Read KaTom's article on seasoning cast iron for a more in-depth guide on how to season your cast iron cookware.

Cast Iron Cooking

Cast iron cookware is hard and dense, making it a great material for retaining heat. These same properties can make the cookware brittle under certain conditions, meaning cast iron pans can crack or warp if handled improperly. Sudden, dramatic temperature changes can cause fine cracks in the iron or warp the bottom, either of which will render the pan unusable.

A cast iron skillet is one of the most versatile pieces of cookware you can own, allowing you to sear, fry, bake, and more all in one pan. However, you should avoid anything that will damage the layer of seasoning on the pan. Metal utensils can be used carefully if you avoid scraping, but stay away from anything with sharp edges that might easily scratch through the seasoning. Acidic foods can also eat through the seasoning, so avoid dishes heavy in ingredients like tomato or vinegar, and never deglaze with wine. These acidic ingredients can not only remove the seasoning, but will also react with the iron to impart a metallic flavor to the food.2

Cast Iron Cooking Tips:

  • Heat the pan slowly by allowing it to preheat in the oven or by starting the burner on low before turning up the heat.
  • Do not bring the pan to high heat while empty.
  • Use a burner as close to the size of the pan as possible to encourage even heat distribution.3
  • Don't scrape the pan with metal utensils or use utensils with sharp edges.
  • Do not cook acidic foods, including tomato, vinegar, or wine.
  • Do not cook spinach, as it reacts with the metal and will turn black.4

Clean Your Cast Iron

How easy your cast iron cookware is to clean will come down to how well the pan has been seasoned. A well-seasoned pan will release most food effortlessly, making cleaning quick and easy. To achieve that, simply rinse the pan with warm – not hot – water after it has mostly cooled from cooking, using your fingers to remove anything that sticks. When necessary, scrub with a non-metal scouring pad or scrub brush. Lodge also offers plastic pan scrapers that can help remove cooked-on food without damaging the pan's seasoning. The most important part of cleaning any cast iron cookware is to dry the pan thoroughly immediately after cleaning to prevent rust. After drying the pan by patting, not rubbing it, with a towel, you can warm it in the oven or on a burner to remove any residual moisture. Finally, wipe the pan with a thin layer of oil to get it ready for the next use.

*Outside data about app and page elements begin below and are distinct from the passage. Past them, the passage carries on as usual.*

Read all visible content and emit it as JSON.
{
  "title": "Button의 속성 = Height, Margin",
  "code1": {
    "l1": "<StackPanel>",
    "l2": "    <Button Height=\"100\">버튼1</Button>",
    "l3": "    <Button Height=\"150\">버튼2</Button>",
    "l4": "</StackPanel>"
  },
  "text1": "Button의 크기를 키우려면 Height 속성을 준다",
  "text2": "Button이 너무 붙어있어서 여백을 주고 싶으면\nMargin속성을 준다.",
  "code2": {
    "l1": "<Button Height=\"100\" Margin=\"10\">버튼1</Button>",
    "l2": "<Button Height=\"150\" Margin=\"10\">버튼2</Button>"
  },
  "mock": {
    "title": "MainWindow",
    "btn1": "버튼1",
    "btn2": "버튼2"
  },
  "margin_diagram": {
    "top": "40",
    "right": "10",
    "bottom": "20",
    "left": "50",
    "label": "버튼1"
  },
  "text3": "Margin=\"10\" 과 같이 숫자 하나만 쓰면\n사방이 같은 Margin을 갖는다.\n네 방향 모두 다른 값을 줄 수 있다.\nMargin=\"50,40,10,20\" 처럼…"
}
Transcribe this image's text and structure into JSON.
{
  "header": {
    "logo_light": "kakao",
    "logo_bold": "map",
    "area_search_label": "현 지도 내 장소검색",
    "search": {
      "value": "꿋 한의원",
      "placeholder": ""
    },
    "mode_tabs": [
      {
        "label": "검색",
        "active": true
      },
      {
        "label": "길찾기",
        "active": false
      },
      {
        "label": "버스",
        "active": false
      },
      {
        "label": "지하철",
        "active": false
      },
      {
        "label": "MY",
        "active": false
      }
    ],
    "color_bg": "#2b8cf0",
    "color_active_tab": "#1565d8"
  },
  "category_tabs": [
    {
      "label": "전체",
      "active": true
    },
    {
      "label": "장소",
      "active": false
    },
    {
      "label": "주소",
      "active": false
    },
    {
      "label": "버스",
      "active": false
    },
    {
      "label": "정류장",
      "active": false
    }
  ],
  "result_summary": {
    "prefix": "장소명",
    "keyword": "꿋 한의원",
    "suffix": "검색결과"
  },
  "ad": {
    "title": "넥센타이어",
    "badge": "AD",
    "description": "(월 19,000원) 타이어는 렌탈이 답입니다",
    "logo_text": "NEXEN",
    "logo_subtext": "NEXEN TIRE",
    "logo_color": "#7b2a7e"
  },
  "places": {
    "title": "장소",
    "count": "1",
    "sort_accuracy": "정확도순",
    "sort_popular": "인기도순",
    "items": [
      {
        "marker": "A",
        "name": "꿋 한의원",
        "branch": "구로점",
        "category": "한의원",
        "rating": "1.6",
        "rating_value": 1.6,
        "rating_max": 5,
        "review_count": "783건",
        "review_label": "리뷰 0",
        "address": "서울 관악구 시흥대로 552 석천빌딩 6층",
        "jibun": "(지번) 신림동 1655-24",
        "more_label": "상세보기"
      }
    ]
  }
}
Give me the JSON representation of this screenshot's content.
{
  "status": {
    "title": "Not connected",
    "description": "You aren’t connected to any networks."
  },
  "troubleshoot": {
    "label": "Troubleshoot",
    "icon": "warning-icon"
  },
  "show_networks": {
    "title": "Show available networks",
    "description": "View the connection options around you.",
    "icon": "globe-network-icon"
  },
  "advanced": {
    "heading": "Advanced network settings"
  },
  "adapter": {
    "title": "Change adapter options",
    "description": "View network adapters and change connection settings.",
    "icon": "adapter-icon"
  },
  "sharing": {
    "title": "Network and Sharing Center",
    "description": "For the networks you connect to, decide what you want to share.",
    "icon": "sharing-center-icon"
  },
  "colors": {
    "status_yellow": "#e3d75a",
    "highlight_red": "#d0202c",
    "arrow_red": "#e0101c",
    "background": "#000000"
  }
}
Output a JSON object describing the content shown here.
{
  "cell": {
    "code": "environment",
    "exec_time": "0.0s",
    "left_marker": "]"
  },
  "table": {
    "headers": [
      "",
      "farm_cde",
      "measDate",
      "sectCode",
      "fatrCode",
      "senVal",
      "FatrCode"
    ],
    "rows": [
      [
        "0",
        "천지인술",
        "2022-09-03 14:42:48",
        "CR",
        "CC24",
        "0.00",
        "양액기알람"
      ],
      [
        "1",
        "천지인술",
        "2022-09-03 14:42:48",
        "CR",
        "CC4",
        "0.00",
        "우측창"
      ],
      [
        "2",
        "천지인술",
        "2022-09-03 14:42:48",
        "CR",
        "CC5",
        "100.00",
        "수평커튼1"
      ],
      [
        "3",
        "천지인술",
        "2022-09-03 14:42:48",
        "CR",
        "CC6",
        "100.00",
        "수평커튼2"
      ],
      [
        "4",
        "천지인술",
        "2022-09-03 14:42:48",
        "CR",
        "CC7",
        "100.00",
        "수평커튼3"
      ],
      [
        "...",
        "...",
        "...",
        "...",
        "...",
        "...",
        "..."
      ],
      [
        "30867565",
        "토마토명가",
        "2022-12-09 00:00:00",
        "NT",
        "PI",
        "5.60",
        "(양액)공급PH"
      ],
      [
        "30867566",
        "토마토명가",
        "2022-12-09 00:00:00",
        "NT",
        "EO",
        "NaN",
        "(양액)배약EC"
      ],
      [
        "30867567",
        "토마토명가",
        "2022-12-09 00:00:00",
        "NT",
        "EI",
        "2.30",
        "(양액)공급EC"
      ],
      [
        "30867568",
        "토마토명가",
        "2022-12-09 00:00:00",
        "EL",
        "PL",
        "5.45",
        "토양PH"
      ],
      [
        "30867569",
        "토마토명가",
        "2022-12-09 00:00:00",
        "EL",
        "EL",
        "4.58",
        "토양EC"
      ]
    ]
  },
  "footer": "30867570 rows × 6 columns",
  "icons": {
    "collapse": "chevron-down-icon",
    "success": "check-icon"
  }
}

Cast Iron Cleaning Tips:

  • Never put a hot pan in water; this can cause cracks or warping.
  • Do not allow a cast iron pan to soak in water to remove stuck-on food, as this promotes rusting.
  • Heat-treated cast iron can be cleaned in the dishwasher, but this may remove any additional seasoning you have built up.
  • Remove any stuck-on food with a non-metal scouring pad, scrub brush, or plastic scraper
  • For stubborn cooked-on food, scrub the pan with salt. Coarse kosher salt is recommended.
  • While many cast iron purists refuse to use it, mild dishwashing soap will not damage a good layer of seasoning.
  • Fully dry the pan when it's clean with a towel and low heat from an oven or burner.
  • Wipe pan with a thin layer of oil when dry.

Cast Iron Cookware Storage

Clean, seasoned cast iron can be stored anywhere dry. Pans that can nest can be stored that way with paper towels between them, but lids should be stored separately to allow air circulation. Many who collect cast iron pieces like to display them. Most display methods allow ample air circulation, so this is a great way to store your collection, but keep the weight in mind when planning how you will accomplish this. Wall hooks, a pot rack, or a baker's rack are all options to consider, but keep each shelf or hook's weight limit in mind and spread out your collection or limit how many pieces you display as needed.


  1. Cast Iron Use and Care. Lodge Cast Iron. Accessed May 2016.
  2. What to Cook in Cast Iron. bon appétit. Accessed May 2016.
  3. Heavy Metal. Cooking Issues. Accessed May 2016.
  4. Cooking with Cast Iron. The Cast Iron Collector. Accessed May 2016.